In my work, I decipher how experiences of migration have marked me, through surreal imagery, craft and words. As I observe and reflect on the new environments and my relationships with them, problems of social and psychological adaptation as an immigrant and woman are quietly represented within the narrative of my work.
Some of my inspiration stems from Asian folklore, mythology, and religious iconography that heavily influenced my childhood. Events occurring where I reside recall images related to these stories that were imprinted on my childhood. I deploy these images, which evoke dreams, memories, and a sense of longing. By weaving my own personal mythology into my work, I investigate the psychology of the self, which revolves around changes in personal, social, and cultural environments. Meanwhile, conflicts arising between different social and cultural expectations towards women’s behavior and manners are often demonstrated in the images of troubled young girls and wild animals in my work. The cycle of birth, marriage, and regeneration I experience as a woman is another central theme and particular interest.
My process involves not only traditional drawing but also many crafting skills, including collage, sewing and embroidery. Employing various techniques, I incorporate art, design, and craft in my work. Also, I enjoy manipulating various materials, such as paper, fabric, threads and small wood panels. These lightweight and easily transportable materials have allowed me to start creating immediately in any new environment.

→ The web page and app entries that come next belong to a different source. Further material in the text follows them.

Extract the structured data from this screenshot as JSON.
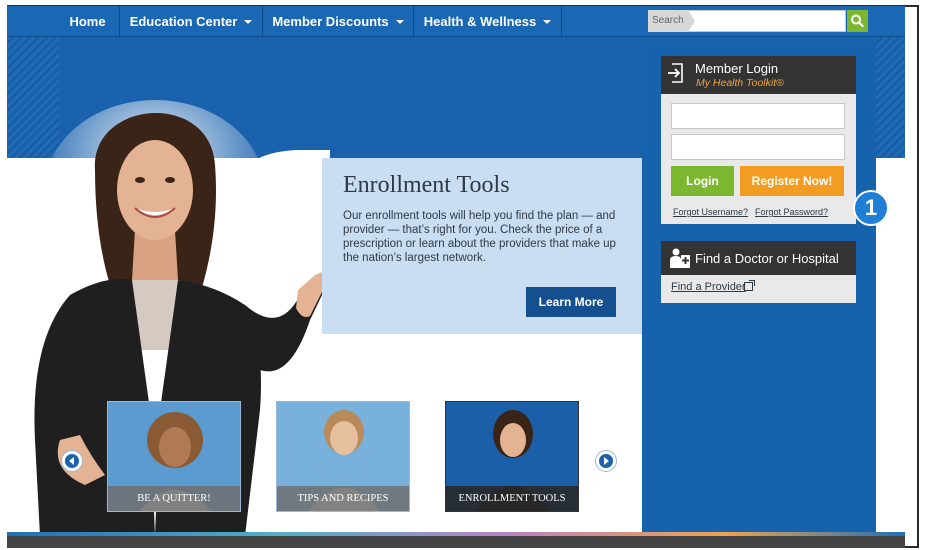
{
  "nav": {
    "items": [
      {
        "label": "Home",
        "dropdown": false
      },
      {
        "label": "Education Center",
        "dropdown": true
      },
      {
        "label": "Member Discounts",
        "dropdown": true
      },
      {
        "label": "Health & Wellness",
        "dropdown": true
      }
    ],
    "search_label": "Search",
    "search_icon": "magnifier-icon"
  },
  "hero": {
    "title": "Enrollment Tools",
    "body": "Our enrollment tools will help you find the plan — and provider — that’s right for you. Check the price of a prescription or learn about the providers that make up the nation’s largest network.",
    "cta": "Learn More"
  },
  "login": {
    "title": "Member Login",
    "subtitle": "My Health Toolkit®",
    "login_btn": "Login",
    "register_btn": "Register Now!",
    "forgot_username": "Forgot Username?",
    "forgot_password": "Forgot Password?",
    "badge": "1"
  },
  "doctor": {
    "title": "Find a Doctor or Hospital",
    "link": "Find a Provider"
  },
  "thumbs": [
    {
      "label": "BE A QUITTER!"
    },
    {
      "label": "TIPS AND RECIPES"
    },
    {
      "label": "ENROLLMENT TOOLS"
    }
  ],
  "colors": {
    "nav_blue": "#1a67b3",
    "green": "#7cb82f",
    "orange": "#f39c22",
    "dark": "#333333"
  }
}
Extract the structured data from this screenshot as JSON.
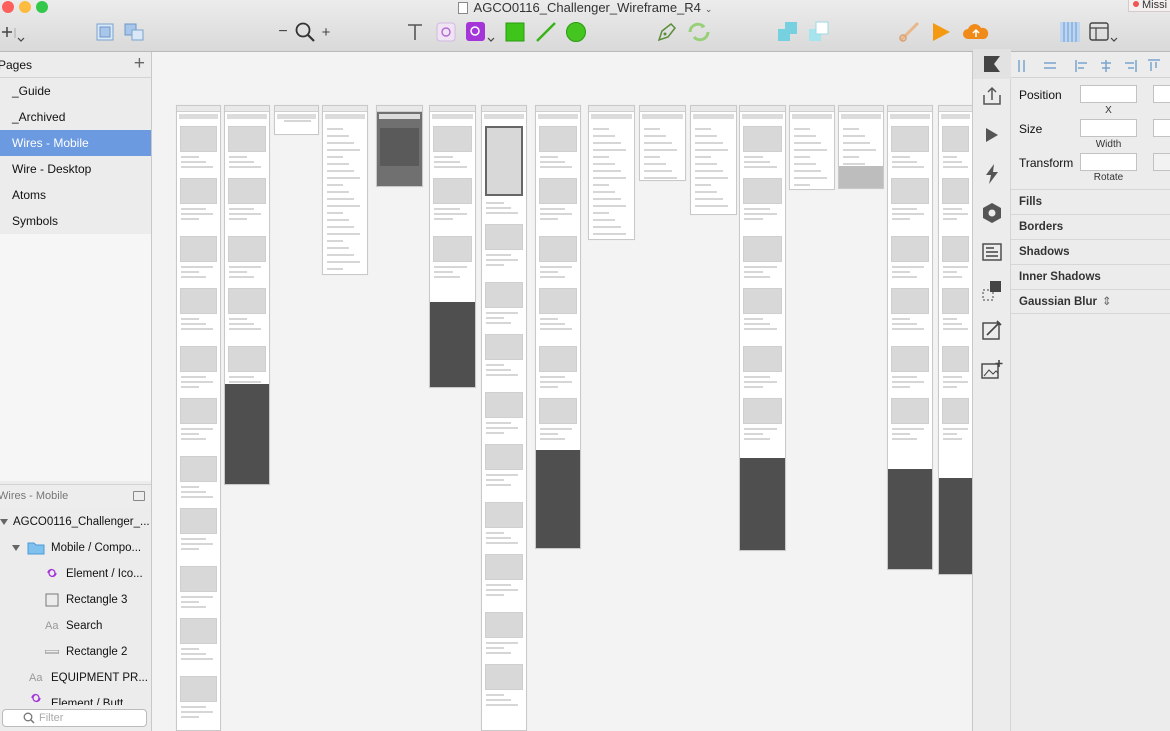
{
  "window": {
    "title": "AGCO0116_Challenger_Wireframe_R4",
    "missing_badge": "Missi",
    "traffic_colors": [
      "#fc605c",
      "#fdbc40",
      "#34c84a"
    ]
  },
  "toolbar": {
    "insert_icon": "plus-icon",
    "zoom_minus": "−",
    "zoom_plus": "+",
    "icons": [
      "group-icon",
      "ungroup-icon",
      "zoom-icon",
      "text-icon",
      "symbol-icon",
      "symbol-menu-icon",
      "rectangle-icon",
      "line-icon",
      "oval-icon",
      "pen-icon",
      "rotate-copies-icon",
      "union-icon",
      "subtract-icon",
      "scissors-icon",
      "preview-play-icon",
      "cloud-icon",
      "grid-icon",
      "view-icon"
    ]
  },
  "pages": {
    "header": "Pages",
    "items": [
      {
        "label": "_Guide",
        "selected": false
      },
      {
        "label": "_Archived",
        "selected": false
      },
      {
        "label": "Wires - Mobile",
        "selected": true
      },
      {
        "label": "Wire - Desktop",
        "selected": false
      },
      {
        "label": "Atoms",
        "selected": false
      },
      {
        "label": "Symbols",
        "selected": false
      }
    ]
  },
  "layers": {
    "header": "Wires - Mobile",
    "items": [
      {
        "label": "AGCO0116_Challenger_...",
        "icon": "artboard-icon"
      },
      {
        "label": "Mobile / Compo...",
        "icon": "folder-icon"
      },
      {
        "label": "Element / Ico...",
        "icon": "symbol-icon"
      },
      {
        "label": "Rectangle 3",
        "icon": "rectangle-icon"
      },
      {
        "label": "Search",
        "icon": "text-layer-icon"
      },
      {
        "label": "Rectangle 2",
        "icon": "line-layer-icon"
      },
      {
        "label": "EQUIPMENT PR...",
        "icon": "text-layer-icon"
      },
      {
        "label": "Element / Butt...",
        "icon": "symbol-icon"
      }
    ],
    "filter_placeholder": "Filter"
  },
  "inspector": {
    "position_label": "Position",
    "x_label": "X",
    "size_label": "Size",
    "width_label": "Width",
    "transform_label": "Transform",
    "rotate_label": "Rotate",
    "sections": [
      "Fills",
      "Borders",
      "Shadows",
      "Inner Shadows",
      "Gaussian Blur"
    ],
    "blur_stepper": "⇕"
  },
  "iconbar": {
    "icons": [
      "inspector-icon",
      "export-icon",
      "prototype-play-icon",
      "lightning-icon",
      "hexagon-icon",
      "layout-icon",
      "selection-icon",
      "edit-image-icon",
      "add-image-icon"
    ]
  }
}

In forms, I combine my discovery of beauty in traditional objects, architecture and folk art from different cultures with traditional Korean art and fashion. While navigating the complex relationship among society, culture and identity, I attempt to embody a harmonious and unique cultural hybrid in my work.